Storm clouds gathered threateningly over the Nigeria training camp on Tuesday. Three days on from a manful 1-0 loss to Group B favourites Argentina, the Super Eagles were back out on the training pitch as some wild weather whipped through Richard's Bay, about 200km north of Durban through the winding sprawl of Zululand.

With traditional practice cones of no use, for the wind made kites of them, Lars Lagerback's Swedish coaching staff laid down full water bottles as field markers, giving the session an improvised vibe in keeping with the spirit in the Nigerian camp. And that spirit could not be better according to forward Yakubu Ayegbeni, who believes the Super Eagles made their critics choke on their words at Ellis Park on Saturday. "People were writing us off even before the tournament started, but I think we made some people eat their words," the muscular Everton attacker, who put in a hard-working performance up front, told FIFA.com. Huddled away from the bitter cold so rare in the sub-tropical region of Kwazulu-Natal, Yakubu added: "We gave as good as we got against one of the best teams in the world, and we have what it takes to reach the next round."

The Nigerians suffered against Argentina, if truth be told. But the effort put in against Lionel Messi and company was nothing short of admirable given the squad's short preparation time and the fact that Lagerback had been forced to use a number of players out of position. "It's one of the best games Nigeria has ever played," said Yakubu, a giant of a man with a gentle, shy manner of speaking. "We didn't play many warm-up games before we got here, but we got better in each one and our rhythm has gotten better and better.
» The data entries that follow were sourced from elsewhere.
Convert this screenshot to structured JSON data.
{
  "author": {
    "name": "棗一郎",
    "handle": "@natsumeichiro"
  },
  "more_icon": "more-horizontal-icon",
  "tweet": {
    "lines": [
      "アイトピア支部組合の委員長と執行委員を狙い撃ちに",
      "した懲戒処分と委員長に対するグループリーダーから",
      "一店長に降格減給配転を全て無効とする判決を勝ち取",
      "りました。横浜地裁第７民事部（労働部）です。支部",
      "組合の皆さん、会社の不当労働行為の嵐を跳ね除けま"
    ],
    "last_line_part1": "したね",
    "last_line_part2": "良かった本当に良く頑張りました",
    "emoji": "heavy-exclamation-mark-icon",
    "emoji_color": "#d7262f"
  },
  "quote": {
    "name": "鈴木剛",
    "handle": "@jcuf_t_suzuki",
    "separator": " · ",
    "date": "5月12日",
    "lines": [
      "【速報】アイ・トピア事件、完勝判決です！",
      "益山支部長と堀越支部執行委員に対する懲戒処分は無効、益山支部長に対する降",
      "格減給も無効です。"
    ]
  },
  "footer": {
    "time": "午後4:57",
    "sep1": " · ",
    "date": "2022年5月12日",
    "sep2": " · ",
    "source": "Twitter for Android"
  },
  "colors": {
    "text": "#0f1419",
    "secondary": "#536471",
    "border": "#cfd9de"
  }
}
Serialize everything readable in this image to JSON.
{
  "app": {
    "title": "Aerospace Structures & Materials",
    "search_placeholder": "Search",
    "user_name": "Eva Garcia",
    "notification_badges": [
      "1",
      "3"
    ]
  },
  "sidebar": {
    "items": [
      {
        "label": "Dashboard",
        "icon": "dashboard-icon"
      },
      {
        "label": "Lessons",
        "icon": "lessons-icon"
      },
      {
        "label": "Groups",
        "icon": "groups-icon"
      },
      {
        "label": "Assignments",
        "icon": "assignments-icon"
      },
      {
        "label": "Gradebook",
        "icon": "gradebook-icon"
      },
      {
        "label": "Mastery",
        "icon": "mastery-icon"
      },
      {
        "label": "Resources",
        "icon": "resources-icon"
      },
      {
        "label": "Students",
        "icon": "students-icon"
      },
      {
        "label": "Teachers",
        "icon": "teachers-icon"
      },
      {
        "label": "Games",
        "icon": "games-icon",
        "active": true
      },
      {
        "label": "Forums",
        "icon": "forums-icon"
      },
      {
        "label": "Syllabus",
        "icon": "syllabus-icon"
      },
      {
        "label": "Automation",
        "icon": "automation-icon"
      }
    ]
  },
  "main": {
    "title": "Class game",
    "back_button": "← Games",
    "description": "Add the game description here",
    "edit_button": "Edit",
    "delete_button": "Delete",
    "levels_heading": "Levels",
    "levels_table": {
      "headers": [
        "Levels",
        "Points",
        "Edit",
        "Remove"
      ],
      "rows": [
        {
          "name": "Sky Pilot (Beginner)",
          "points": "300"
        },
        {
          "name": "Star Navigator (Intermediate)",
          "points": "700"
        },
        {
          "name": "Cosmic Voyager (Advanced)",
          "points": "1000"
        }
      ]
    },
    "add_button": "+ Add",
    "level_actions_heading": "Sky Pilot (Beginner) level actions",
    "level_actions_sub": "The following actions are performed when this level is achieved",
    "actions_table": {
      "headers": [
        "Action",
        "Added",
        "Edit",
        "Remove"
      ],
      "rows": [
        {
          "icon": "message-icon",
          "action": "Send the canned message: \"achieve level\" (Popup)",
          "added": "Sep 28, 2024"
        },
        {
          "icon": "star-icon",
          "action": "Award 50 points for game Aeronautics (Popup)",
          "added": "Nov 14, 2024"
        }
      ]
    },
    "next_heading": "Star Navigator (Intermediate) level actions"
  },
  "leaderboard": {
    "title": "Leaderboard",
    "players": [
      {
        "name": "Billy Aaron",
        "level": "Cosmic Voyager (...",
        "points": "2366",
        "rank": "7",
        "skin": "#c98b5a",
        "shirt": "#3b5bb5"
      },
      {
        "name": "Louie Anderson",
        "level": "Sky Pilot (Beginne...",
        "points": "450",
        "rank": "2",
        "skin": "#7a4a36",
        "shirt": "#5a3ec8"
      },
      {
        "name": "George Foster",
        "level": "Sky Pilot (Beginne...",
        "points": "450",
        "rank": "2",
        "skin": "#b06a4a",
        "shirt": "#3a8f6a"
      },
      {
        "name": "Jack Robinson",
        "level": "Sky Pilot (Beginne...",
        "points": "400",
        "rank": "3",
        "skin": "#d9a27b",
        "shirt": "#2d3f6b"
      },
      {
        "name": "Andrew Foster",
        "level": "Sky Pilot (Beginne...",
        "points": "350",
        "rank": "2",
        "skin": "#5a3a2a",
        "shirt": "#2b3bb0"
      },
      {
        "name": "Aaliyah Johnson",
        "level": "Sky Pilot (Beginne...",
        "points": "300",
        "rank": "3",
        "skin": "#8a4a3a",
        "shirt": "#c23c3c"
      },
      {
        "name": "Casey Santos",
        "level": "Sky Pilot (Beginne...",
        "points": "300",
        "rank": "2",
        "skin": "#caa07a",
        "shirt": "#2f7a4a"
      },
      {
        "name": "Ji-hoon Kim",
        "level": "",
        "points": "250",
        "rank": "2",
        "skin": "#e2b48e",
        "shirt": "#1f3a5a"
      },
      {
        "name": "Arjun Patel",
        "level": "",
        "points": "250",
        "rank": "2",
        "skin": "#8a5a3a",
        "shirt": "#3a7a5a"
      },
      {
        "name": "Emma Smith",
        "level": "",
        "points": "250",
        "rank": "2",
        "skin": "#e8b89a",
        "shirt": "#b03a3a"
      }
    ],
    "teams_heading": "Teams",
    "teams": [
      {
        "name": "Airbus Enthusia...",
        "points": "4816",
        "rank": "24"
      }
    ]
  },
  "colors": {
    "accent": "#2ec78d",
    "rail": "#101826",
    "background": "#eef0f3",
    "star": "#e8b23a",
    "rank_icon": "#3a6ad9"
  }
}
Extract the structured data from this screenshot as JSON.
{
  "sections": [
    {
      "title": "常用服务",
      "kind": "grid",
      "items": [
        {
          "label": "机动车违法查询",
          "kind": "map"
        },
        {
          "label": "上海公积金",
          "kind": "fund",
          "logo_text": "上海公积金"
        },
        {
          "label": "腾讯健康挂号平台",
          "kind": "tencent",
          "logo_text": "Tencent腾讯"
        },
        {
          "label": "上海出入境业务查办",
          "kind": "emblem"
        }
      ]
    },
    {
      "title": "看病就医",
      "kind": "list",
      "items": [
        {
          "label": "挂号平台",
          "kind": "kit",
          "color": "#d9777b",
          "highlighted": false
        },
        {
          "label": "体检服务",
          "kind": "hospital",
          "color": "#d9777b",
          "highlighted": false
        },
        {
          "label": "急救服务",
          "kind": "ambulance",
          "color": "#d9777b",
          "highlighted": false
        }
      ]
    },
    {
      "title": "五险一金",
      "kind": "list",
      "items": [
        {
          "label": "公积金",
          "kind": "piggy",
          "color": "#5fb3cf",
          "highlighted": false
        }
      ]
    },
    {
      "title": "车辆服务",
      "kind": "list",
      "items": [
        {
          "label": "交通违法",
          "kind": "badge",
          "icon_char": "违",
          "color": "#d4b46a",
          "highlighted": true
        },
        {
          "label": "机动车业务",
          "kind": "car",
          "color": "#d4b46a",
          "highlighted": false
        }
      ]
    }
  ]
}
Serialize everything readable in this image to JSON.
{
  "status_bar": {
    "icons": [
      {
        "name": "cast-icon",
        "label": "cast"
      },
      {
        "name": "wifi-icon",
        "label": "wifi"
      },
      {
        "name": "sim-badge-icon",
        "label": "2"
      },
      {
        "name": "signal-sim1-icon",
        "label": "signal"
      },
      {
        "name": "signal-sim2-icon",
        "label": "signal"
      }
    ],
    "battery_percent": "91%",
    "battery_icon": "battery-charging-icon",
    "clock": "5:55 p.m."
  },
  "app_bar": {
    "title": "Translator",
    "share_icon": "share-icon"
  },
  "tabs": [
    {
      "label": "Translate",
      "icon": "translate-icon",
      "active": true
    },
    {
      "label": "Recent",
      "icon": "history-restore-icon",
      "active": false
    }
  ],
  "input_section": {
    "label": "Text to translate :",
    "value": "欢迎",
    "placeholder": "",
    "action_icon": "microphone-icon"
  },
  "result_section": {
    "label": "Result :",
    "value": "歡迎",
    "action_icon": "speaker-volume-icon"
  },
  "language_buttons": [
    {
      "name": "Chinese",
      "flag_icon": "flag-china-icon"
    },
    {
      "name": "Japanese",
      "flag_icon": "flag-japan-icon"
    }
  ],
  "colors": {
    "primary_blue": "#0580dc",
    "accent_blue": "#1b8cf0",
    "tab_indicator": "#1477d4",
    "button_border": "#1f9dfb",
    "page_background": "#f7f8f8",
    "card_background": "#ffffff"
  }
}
If we keep the same spirit and mentality, we can go through to the next round at least."

I remember watching the World Cup on TV with family and friends and neighbourhood people when I was a young boy, and I never dreamt I would be there, playing in one.

Nigerian striker Yakubu

Yakubu made his name in Israeli football with Maccabi Haifa before moving to England with Portsmouth in 2003. He joined Middlesbrough in 2005 and then moved again, two years later, to Goodison Park. Born in Benin City, heart of the football-mad Edo State, 'The Yak' – as he is known to fans in the blue half of Liverpool – has come a long way from his days as a kid running around the dirty streets with half a dream. "I remember watching the World Cup on TV with family and friends and neighbourhood people when I was a young boy, and I never dreamt I would be there, playing in one." To be playing in one alongside Nwankwo Kanu, hero of the 1996 Olympic gold-winning side that Yakubu watched with stars in his eyes, and doing so on African soil, brings the big man to the verge of tears. "Being here, and with a legend like Kanu as a team-mate, I can remember what it felt like to be a boy and dream."

In the here and now, though, the never-ending pressure to score goals springs to the fore. Yakubu failed to open his account in the loss to Argentina, although he did set up Nigeria's best chance of the game with five minutes to go, spurned by Kalu Uche. "As a striker you're always under pressure to score goals," said the 27-year-old ahead of a do-or-die clash with Greece on Thursday in chilly Bloemfontein. "You can play well and contribute, but if you don't put the ball in the net people will criticise you and say you're not doing the right things. I want to get goals more than anybody to make the people back home in Nigeria happy. I give everything I have when I pull on the shirt of my country, of Nigeria, and I will keep on doing it until I fall down."